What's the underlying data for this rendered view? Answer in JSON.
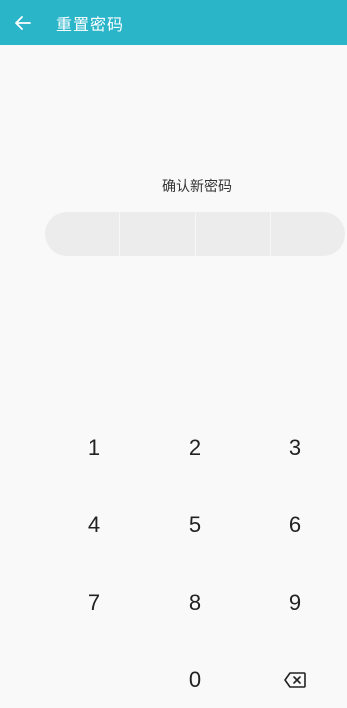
{
  "header": {
    "title": "重置密码",
    "background": "#2bb5c9",
    "back_icon": "arrow-left-icon"
  },
  "prompt": {
    "text": "确认新密码"
  },
  "pin": {
    "length": 4,
    "filled": 0
  },
  "keypad": {
    "keys": [
      "1",
      "2",
      "3",
      "4",
      "5",
      "6",
      "7",
      "8",
      "9",
      "0"
    ],
    "delete_icon": "backspace-icon"
  }
}
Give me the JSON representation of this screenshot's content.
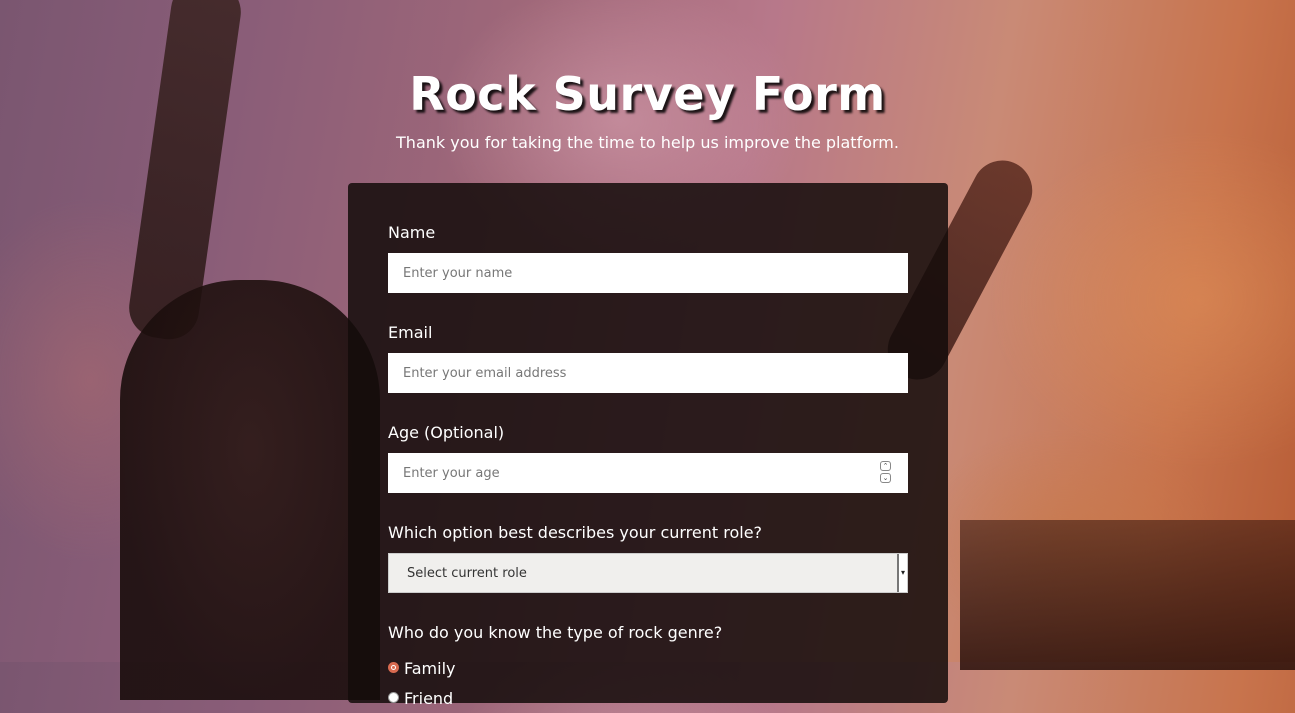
{
  "header": {
    "title": "Rock Survey Form",
    "description": "Thank you for taking the time to help us improve the platform."
  },
  "form": {
    "name": {
      "label": "Name",
      "placeholder": "Enter your name"
    },
    "email": {
      "label": "Email",
      "placeholder": "Enter your email address"
    },
    "age": {
      "label": "Age (Optional)",
      "placeholder": "Enter your age"
    },
    "role": {
      "label": "Which option best describes your current role?",
      "selected": "Select current role"
    },
    "genre": {
      "question": "Who do you know the type of rock genre?",
      "options": [
        {
          "label": "Family",
          "checked": true
        },
        {
          "label": "Friend",
          "checked": false
        }
      ]
    }
  },
  "colors": {
    "accent": "#d86a50",
    "card_bg": "#140c0a"
  },
  "icons": {
    "spinner_up": "chevron-up-icon",
    "spinner_down": "chevron-down-icon",
    "select": "caret-down-icon"
  }
}
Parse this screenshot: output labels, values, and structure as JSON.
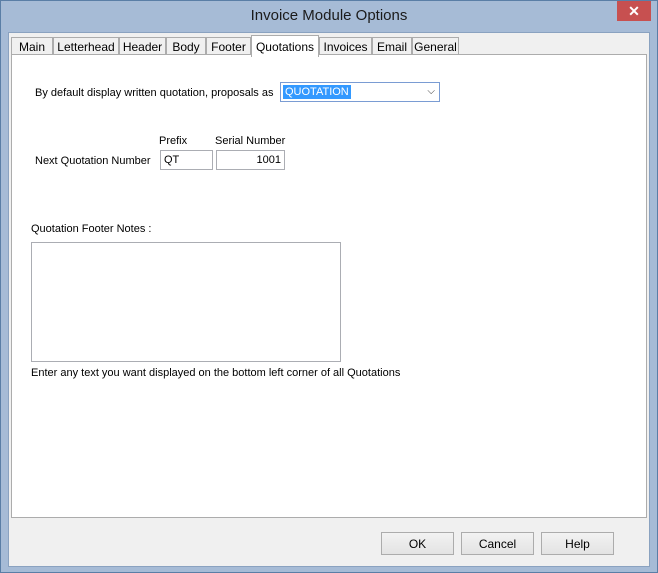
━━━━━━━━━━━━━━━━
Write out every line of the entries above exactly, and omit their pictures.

What's the underlying data for this rendered view? Answer in JSON.
{
  "header": {
    "title": "重置密码",
    "background": "#2bb5c9",
    "back_icon": "arrow-left-icon"
  },
  "prompt": {
    "text": "确认新密码"
  },
  "pin": {
    "length": 4,
    "filled": 0
  },
  "keypad": {
    "keys": [
      "1",
      "2",
      "3",
      "4",
      "5",
      "6",
      "7",
      "8",
      "9",
      "0"
    ],
    "delete_icon": "backspace-icon"
  }
}
Give me the JSON representation of this screenshot's content.
{
  "header": {
    "title": "Rock Survey Form",
    "description": "Thank you for taking the time to help us improve the platform."
  },
  "form": {
    "name": {
      "label": "Name",
      "placeholder": "Enter your name"
    },
    "email": {
      "label": "Email",
      "placeholder": "Enter your email address"
    },
    "age": {
      "label": "Age (Optional)",
      "placeholder": "Enter your age"
    },
    "role": {
      "label": "Which option best describes your current role?",
      "selected": "Select current role"
    },
    "genre": {
      "question": "Who do you know the type of rock genre?",
      "options": [
        {
          "label": "Family",
          "checked": true
        },
        {
          "label": "Friend",
          "checked": false
        }
      ]
    }
  },
  "colors": {
    "accent": "#d86a50",
    "card_bg": "#140c0a"
  },
  "icons": {
    "spinner_up": "chevron-up-icon",
    "spinner_down": "chevron-down-icon",
    "select": "caret-down-icon"
  }
}
Parse this screenshot: output labels, values, and structure as JSON.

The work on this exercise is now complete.